    The colorimeter was calibrated using a black curvet and a curvet containing distilled water (aq) to establish a relationship between its reading and the concentration of the Iron (II) Ammonium Sulphate (aq) being observed. The solutions that I was required to make myself were made up into volumetric flasks as

  1. Antacid Experiment.

    I have to know the relative formula mass of the active ingredient, which was calcium carbonate, magnesium carbonate, or sodium bicarbonate. I also had to know the mass of the antacid tablet and the moles of the hydrochloric acid. Once I find out the relative formula mass of the active

  2. Investigate how the amount of heat produced by burning a fuel depends on the ...

    Final Temp. (?C) Change in Temp. (?C) 1.00 14.26 14.25 22.0 36.0 14.0 2.00 14.26 14.26 22.0 49.0 27.0 3.00 14.26 14.24 22.0 63.0 41.0 Having obtained these results, I plotted a graph to demonstrate them, with the mass of ethanol on the x-axis and the change in temperature on the y-axis.

  1. This experiment is to investigate how much energy alcohols give off when they are ...

    The variables for this experiment are: Material of Container: The beaker I keep the water in has to be the same as some materials are better conductors of heat than others. I will probably be using a copper container as it is easy to find and can withstand high temperature.

  2. The Biology and Diversity of Extant Reptiles.

    The have a shell covering their body, made out of a horny layer attached to a denser bony layer. It comes in two pieces, the carapace, for dorsal protection and the plastrom for ventral protection. 2 Excretion. Reptiles have modified their excretory products to conserve water.
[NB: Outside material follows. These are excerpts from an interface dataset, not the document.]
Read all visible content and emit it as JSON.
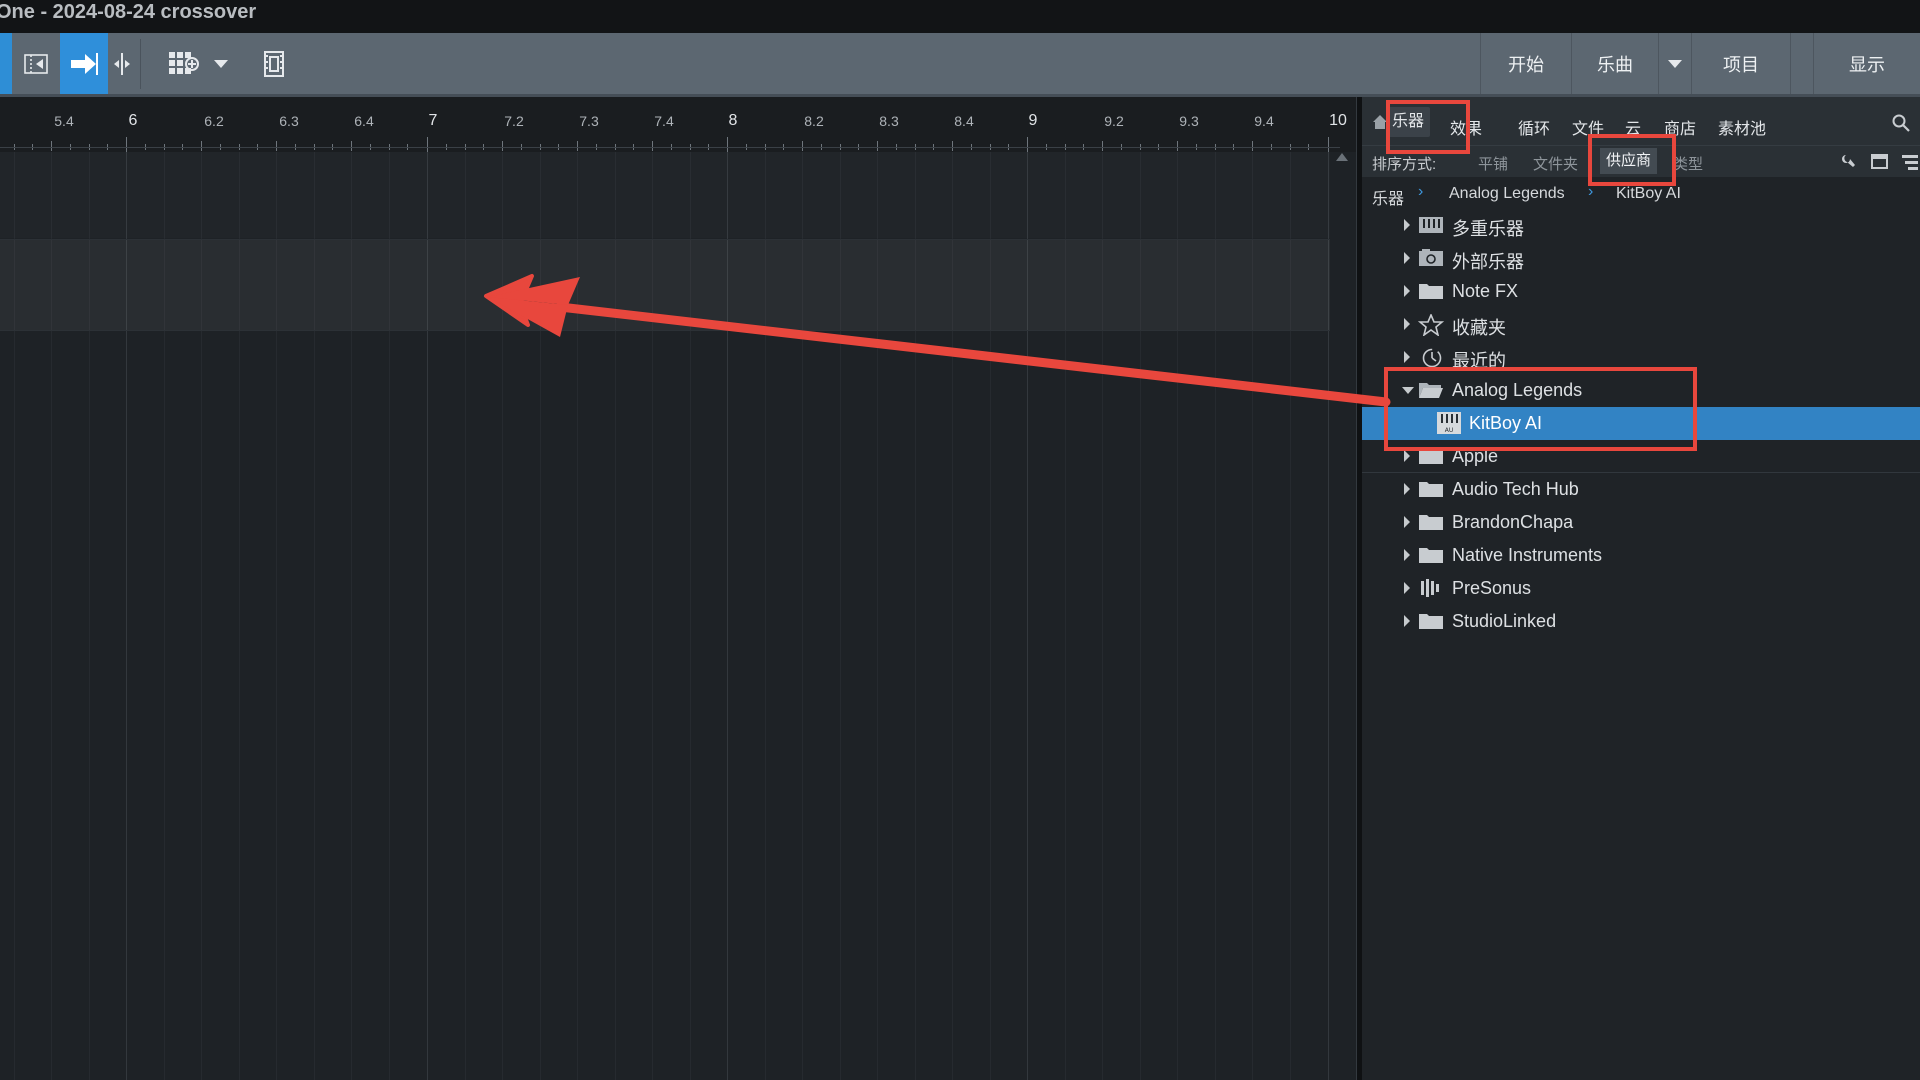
{
  "window": {
    "title": "One - 2024-08-24 crossover"
  },
  "toolbar": {
    "icons": [
      "split-icon",
      "arrow-right-icon",
      "split-cursor-icon",
      "grid-add-icon",
      "chevron-down-icon",
      "film-icon"
    ],
    "tabs": {
      "start": "开始",
      "song": "乐曲",
      "project": "项目",
      "show": "显示"
    }
  },
  "ruler": {
    "labels": [
      {
        "text": "5.4",
        "major": false
      },
      {
        "text": "6",
        "major": true
      },
      {
        "text": "6.2",
        "major": false
      },
      {
        "text": "6.3",
        "major": false
      },
      {
        "text": "6.4",
        "major": false
      },
      {
        "text": "7",
        "major": true
      },
      {
        "text": "7.2",
        "major": false
      },
      {
        "text": "7.3",
        "major": false
      },
      {
        "text": "7.4",
        "major": false
      },
      {
        "text": "8",
        "major": true
      },
      {
        "text": "8.2",
        "major": false
      },
      {
        "text": "8.3",
        "major": false
      },
      {
        "text": "8.4",
        "major": false
      },
      {
        "text": "9",
        "major": true
      },
      {
        "text": "9.2",
        "major": false
      },
      {
        "text": "9.3",
        "major": false
      },
      {
        "text": "9.4",
        "major": false
      },
      {
        "text": "10",
        "major": true
      }
    ]
  },
  "browser": {
    "tabs": [
      "乐器",
      "效果",
      "循环",
      "文件",
      "云",
      "商店",
      "素材池"
    ],
    "active_tab": "乐器",
    "sort": {
      "label": "排序方式:",
      "options": [
        "平铺",
        "文件夹",
        "供应商",
        "类型"
      ],
      "active": "供应商"
    },
    "breadcrumb": [
      "乐器",
      "Analog Legends",
      "KitBoy AI"
    ],
    "tree": [
      {
        "label": "多重乐器",
        "icon": "multi-instrument-icon",
        "expanded": false
      },
      {
        "label": "外部乐器",
        "icon": "external-instrument-icon",
        "expanded": false
      },
      {
        "label": "Note FX",
        "icon": "folder-icon",
        "expanded": false
      },
      {
        "label": "收藏夹",
        "icon": "star-icon",
        "expanded": false
      },
      {
        "label": "最近的",
        "icon": "clock-icon",
        "expanded": false
      },
      {
        "label": "Analog Legends",
        "icon": "folder-open-icon",
        "expanded": true
      },
      {
        "label": "KitBoy AI",
        "icon": "au-plugin-icon",
        "child": true,
        "selected": true
      },
      {
        "label": "Apple",
        "icon": "folder-icon",
        "expanded": false
      },
      {
        "label": "Audio Tech Hub",
        "icon": "folder-icon",
        "expanded": false
      },
      {
        "label": "BrandonChapa",
        "icon": "folder-icon",
        "expanded": false
      },
      {
        "label": "Native Instruments",
        "icon": "folder-icon",
        "expanded": false
      },
      {
        "label": "PreSonus",
        "icon": "presonus-icon",
        "expanded": false
      },
      {
        "label": "StudioLinked",
        "icon": "folder-icon",
        "expanded": false
      }
    ]
  },
  "colors": {
    "accent": "#2f8fda",
    "selection": "#3283c4",
    "annotation": "#e8473d"
  }
}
  • Over 160,000 pieces
    of student written work
  • Annotated by
    experienced teachers
  • Ideas and feedback to
    improve your own work